TASK BRIEF >> Each line below should be retyped exactly, with no pictures.

DATA RECORDS >>

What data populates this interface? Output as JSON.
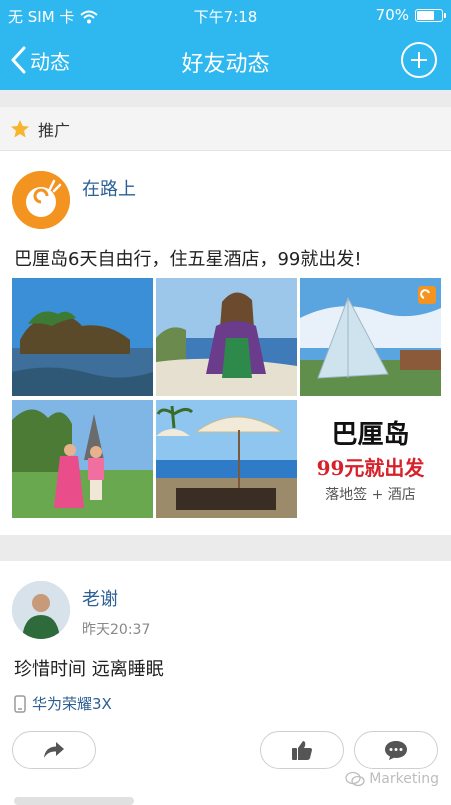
{
  "status_bar": {
    "carrier": "无 SIM 卡",
    "time": "下午7:18",
    "battery_percent": "70%",
    "battery_level": 0.7
  },
  "nav": {
    "back_label": "动态",
    "title": "好友动态"
  },
  "promo": {
    "header_label": "推广"
  },
  "post1": {
    "author": "在路上",
    "text": "巴厘岛6天自由行，住五星酒店，99就出发!",
    "ad_image": {
      "title": "巴厘岛",
      "price": "99元就出发",
      "subtitle": "落地签 + 酒店"
    }
  },
  "post2": {
    "author": "老谢",
    "time": "昨天20:37",
    "text": "珍惜时间  远离睡眠",
    "device": "华为荣耀3X"
  },
  "watermark": "Marketing",
  "colors": {
    "brand_blue": "#2fb8f0",
    "link_blue": "#2c5f93",
    "promo_star": "#f6b42f"
  }
}
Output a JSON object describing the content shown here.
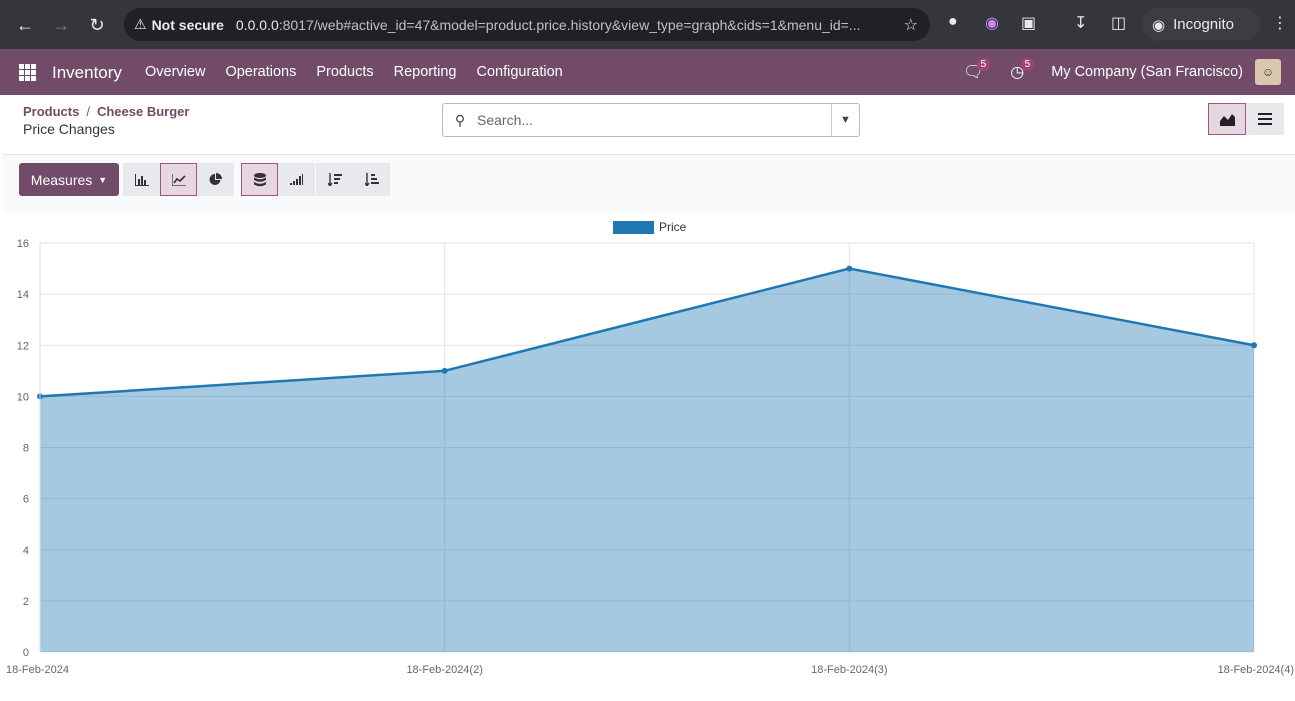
{
  "browser": {
    "security_label": "Not secure",
    "url_host": "0.0.0.0",
    "url_rest": ":8017/web#active_id=47&model=product.price.history&view_type=graph&cids=1&menu_id=...",
    "incognito_label": "Incognito"
  },
  "navbar": {
    "app_name": "Inventory",
    "menu": [
      "Overview",
      "Operations",
      "Products",
      "Reporting",
      "Configuration"
    ],
    "messages_count": "5",
    "activities_count": "5",
    "company": "My Company (San Francisco)",
    "accent": "#714b67"
  },
  "control_panel": {
    "breadcrumb_parent": "Products",
    "breadcrumb_current": "Cheese Burger",
    "title": "Price Changes",
    "search_placeholder": "Search..."
  },
  "toolbar": {
    "measures_label": "Measures"
  },
  "chart_data": {
    "type": "area",
    "categories": [
      "18-Feb-2024",
      "18-Feb-2024(2)",
      "18-Feb-2024(3)",
      "18-Feb-2024(4)"
    ],
    "series": [
      {
        "name": "Price",
        "values": [
          10,
          11,
          15,
          12
        ],
        "color": "#1f77b4"
      }
    ],
    "ylim": [
      0,
      16
    ],
    "yticks": [
      0,
      2,
      4,
      6,
      8,
      10,
      12,
      14,
      16
    ],
    "legend": "top-center",
    "grid": true
  }
}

SOLUTION >>
What data populates this interface? Output as JSON.
{
  "status_bar": {
    "carrier": "无 SIM 卡",
    "time": "下午7:18",
    "battery_percent": "70%",
    "battery_level": 0.7
  },
  "nav": {
    "back_label": "动态",
    "title": "好友动态"
  },
  "promo": {
    "header_label": "推广"
  },
  "post1": {
    "author": "在路上",
    "text": "巴厘岛6天自由行，住五星酒店，99就出发!",
    "ad_image": {
      "title": "巴厘岛",
      "price": "99元就出发",
      "subtitle": "落地签 + 酒店"
    }
  },
  "post2": {
    "author": "老谢",
    "time": "昨天20:37",
    "text": "珍惜时间  远离睡眠",
    "device": "华为荣耀3X"
  },
  "watermark": "Marketing",
  "colors": {
    "brand_blue": "#2fb8f0",
    "link_blue": "#2c5f93",
    "promo_star": "#f6b42f"
  }
}
Output a JSON object describing the content shown here.
{
  "browser": {
    "security_label": "Not secure",
    "url_host": "0.0.0.0",
    "url_rest": ":8017/web#active_id=47&model=product.price.history&view_type=graph&cids=1&menu_id=...",
    "incognito_label": "Incognito"
  },
  "navbar": {
    "app_name": "Inventory",
    "menu": [
      "Overview",
      "Operations",
      "Products",
      "Reporting",
      "Configuration"
    ],
    "messages_count": "5",
    "activities_count": "5",
    "company": "My Company (San Francisco)",
    "accent": "#714b67"
  },
  "control_panel": {
    "breadcrumb_parent": "Products",
    "breadcrumb_current": "Cheese Burger",
    "title": "Price Changes",
    "search_placeholder": "Search..."
  },
  "toolbar": {
    "measures_label": "Measures"
  },
  "chart_data": {
    "type": "area",
    "categories": [
      "18-Feb-2024",
      "18-Feb-2024(2)",
      "18-Feb-2024(3)",
      "18-Feb-2024(4)"
    ],
    "series": [
      {
        "name": "Price",
        "values": [
          10,
          11,
          15,
          12
        ],
        "color": "#1f77b4"
      }
    ],
    "ylim": [
      0,
      16
    ],
    "yticks": [
      0,
      2,
      4,
      6,
      8,
      10,
      12,
      14,
      16
    ],
    "legend": "top-center",
    "grid": true
  }
}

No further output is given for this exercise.